The founding principles of The AP-NORC Center include a mandate to carefully preserve and protect the scientific integrity and objectivity of NORC and the journalistic independence of AP. All work conducted by the Center conforms to the highest levels of scientific integrity to prevent any real or perceived bias in the research. All of the work of the Center is subject to review by its advisory committee to help ensure it meets these standards. The Center will publicize the results of all studies and make all datasets and study documentation available to scholars and the public.
1. Administration on Aging, U.S. Department of Health and Human Services. 2016. A Profile of Older Americans: 2016. https://www.acl.gov/sites/default/files/Aging%20and%20Disability%20in%20America/2016-Profile.pdfꜛ
2. Administration on Aging, U.S. Department of Health and Human Services. 2017. The Basics. http://longtermcare.gov/the-basics/ꜛ
3. Office of the Assistant Secretary for Planning and Evaluation, U.S. Department of Health and Human Services. 2016. Long-Term Services and Supports for Older Americans: Risks and Financing Research Brief. https://aspe.hhs.gov/basic-report/long-term-services-and-supports-older-americans-risks-and-financing-research-briefꜛ

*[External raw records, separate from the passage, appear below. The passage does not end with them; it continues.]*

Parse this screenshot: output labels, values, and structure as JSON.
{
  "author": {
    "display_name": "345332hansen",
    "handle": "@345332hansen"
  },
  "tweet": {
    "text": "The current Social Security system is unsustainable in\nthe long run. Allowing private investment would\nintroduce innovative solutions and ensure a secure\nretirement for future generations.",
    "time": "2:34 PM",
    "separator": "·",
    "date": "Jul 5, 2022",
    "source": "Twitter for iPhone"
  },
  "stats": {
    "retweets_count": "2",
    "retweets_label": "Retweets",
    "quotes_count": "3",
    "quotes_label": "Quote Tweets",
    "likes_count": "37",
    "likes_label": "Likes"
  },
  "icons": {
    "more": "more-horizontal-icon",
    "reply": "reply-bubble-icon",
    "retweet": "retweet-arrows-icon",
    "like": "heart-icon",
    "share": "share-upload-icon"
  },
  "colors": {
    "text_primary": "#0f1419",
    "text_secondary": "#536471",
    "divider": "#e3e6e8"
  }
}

4. U.S. Census Bureau, U.S. Department of Commerce. 2015. Projections of the Size and Composition of the U.S. Population: 2014 to 2060. https://www.census.gov/content/dam/Census/library/publications/2015/demo/p25-1143.pdfꜛ
5. U.S. Bureau of the Census. 2015. 2015 American Community Survey 5-Year Estimates. https://factfinder.census.gov/faces/tableservices/jsf/pages/productview.xhtml?pid=ACS_14_5YR_B16005I&prodType=tableꜛ
6. U.S. Bureau of the Census. 2015. 2015 American Community Survey 5-Year Estimates. https://factfinder.census.gov/faces/tableservices/jsf/pages/productview.xhtml?pid=ACS_14_5YR_B16005I&prodType=tableꜛ
7. Administration on Aging, U.S. Department of Health and Human Services. 2016. A Profile of Older Americans: 2016. https://www.acl.gov/sites/default/files/Aging%20and%20Disability%20in%20America/2016-Profile.pdfꜛ
8. S.C. Reinhard, E. Kassner, A. Houser, K. Ujvari, R. Mollica, and L. Hendrickson. 2014. Raising Expectations, 2014: A State Scorecard on Long-Term Services and Supports for Older Adults, People with Physical Disabilities, and Family Caregivers. AARP, Commonwealth Fund, and SCAN Foundation. http://www.longtermscorecard.org/2014-scorecardꜛ